concentration) that reflects the apparent volumes of
the compartments that constitutes the
compartmental model for that drug

Elimination Half-Time
- the time necessary for the plasma concentration of
drug to decrease 50% during elimination phase.

Context-Sensitive Half-Time
- describes the time necessary for the drug
concentration to decrease to a predetermined
percentage (e.g., 50%, 60%, 80%) after
discontinuation of a continuous IV infusion of a
specific duration.

Effect-Site Equilibration
- the delay between the IV administration of a drug
and the onset of its clinical effect reflects the time
necessary for the circulation to deliver the drug to its
site of action.

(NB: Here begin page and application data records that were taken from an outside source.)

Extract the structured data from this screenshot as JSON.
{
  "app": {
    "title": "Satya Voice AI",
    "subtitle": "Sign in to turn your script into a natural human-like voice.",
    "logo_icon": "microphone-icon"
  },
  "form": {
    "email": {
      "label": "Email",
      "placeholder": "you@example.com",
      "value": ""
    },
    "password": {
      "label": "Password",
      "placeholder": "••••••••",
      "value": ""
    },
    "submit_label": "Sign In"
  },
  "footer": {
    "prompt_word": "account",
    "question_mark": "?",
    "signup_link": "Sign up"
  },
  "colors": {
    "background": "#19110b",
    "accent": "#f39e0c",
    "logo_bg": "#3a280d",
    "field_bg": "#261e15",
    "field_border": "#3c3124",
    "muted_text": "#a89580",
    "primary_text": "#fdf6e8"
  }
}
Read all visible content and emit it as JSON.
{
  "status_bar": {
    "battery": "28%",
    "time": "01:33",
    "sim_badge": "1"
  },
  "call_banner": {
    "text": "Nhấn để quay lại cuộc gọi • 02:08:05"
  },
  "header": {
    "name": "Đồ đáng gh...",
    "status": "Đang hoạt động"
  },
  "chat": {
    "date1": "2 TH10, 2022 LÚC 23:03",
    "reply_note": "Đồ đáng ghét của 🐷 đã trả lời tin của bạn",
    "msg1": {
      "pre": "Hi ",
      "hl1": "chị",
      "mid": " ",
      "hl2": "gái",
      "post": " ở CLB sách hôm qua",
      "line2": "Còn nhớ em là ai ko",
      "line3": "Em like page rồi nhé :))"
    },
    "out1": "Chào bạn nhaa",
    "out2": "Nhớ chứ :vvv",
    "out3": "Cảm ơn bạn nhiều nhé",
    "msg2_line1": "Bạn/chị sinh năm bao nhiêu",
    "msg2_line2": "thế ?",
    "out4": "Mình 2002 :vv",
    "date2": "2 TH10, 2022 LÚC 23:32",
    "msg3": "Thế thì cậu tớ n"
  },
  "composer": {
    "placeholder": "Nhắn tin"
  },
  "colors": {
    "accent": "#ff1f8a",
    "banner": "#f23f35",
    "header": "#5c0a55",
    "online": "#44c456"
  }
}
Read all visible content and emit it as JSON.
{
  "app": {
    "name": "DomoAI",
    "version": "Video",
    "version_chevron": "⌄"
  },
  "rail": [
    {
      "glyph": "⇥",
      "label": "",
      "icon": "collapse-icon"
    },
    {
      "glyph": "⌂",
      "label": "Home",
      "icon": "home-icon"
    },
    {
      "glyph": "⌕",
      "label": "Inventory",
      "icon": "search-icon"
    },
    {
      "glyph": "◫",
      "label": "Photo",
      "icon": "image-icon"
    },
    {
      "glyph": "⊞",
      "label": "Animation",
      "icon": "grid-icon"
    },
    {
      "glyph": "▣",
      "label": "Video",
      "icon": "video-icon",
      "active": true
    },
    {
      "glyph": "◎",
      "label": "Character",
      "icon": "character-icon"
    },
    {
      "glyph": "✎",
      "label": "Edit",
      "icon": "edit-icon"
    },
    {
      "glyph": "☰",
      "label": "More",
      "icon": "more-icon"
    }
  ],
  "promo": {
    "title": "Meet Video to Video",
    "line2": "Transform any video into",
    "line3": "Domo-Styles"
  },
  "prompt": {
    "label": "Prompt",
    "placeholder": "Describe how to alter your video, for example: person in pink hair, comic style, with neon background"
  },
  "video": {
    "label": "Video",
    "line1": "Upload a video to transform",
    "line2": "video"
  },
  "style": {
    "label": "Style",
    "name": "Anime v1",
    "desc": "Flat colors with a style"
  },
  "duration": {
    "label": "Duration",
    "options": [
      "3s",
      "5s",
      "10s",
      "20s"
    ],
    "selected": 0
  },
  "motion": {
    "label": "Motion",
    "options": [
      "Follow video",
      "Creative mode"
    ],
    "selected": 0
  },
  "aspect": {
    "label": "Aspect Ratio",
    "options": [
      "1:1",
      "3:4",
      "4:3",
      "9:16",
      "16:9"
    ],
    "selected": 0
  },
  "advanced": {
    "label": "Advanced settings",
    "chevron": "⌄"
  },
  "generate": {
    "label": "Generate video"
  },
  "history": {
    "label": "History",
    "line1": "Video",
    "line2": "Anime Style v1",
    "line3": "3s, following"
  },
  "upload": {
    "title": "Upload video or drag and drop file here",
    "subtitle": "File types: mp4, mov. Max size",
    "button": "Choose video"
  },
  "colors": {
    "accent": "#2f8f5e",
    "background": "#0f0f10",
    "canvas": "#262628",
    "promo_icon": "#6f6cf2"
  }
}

Bioavailability
- the amount of active drug that is absorbed and
reaches the systemic circulation.


PHARMACODYNAMICS

RECEPTORS
- are excitable transmembrane proteins that are
responsible for transduction of biologic signals.
- voltage sensitive ion channels
ligand-gated ion channels
transmembrane receptors

RECEPTOR AGONIST and ANTAGONISTS
AGONIST
- a drug that initiates pharmacologic effects after
combining with the receptor.
- when bound to receptor, induce stimulatory or
inhibitory effects that mimic endogenous hormones
and neurotransmitters.

ANTAGONIST
- bind to receptors but are not capable of eliciting a
pharmacologic response.
- prevents receptor mediated agonist effects by
occupying agonist sites



THERAPEUTIC INDEX
- the ratio between the lethal dose (LD50) in 50% of
patients and the effective dose (ED50) in 50% of
patients.
- the higher the therapeutic index of a drug, the safer
it is for clinical administration because the LD is far
above the ED.

DRUG TOLERANCE
- present when a large dose of a drug is required to
elicit an effect that is usually produced by the
smaller (therapeutic)dose of the drug.

TACHYPHLAXIS

DRUG DEPENDENCE
- a psychic or physical state characterized by
behavioral responses that include a compulsion to
take the drug on a continuous or periodic basis to
experience its psychic effects and sometimes to
avoid the discomfort of its absence.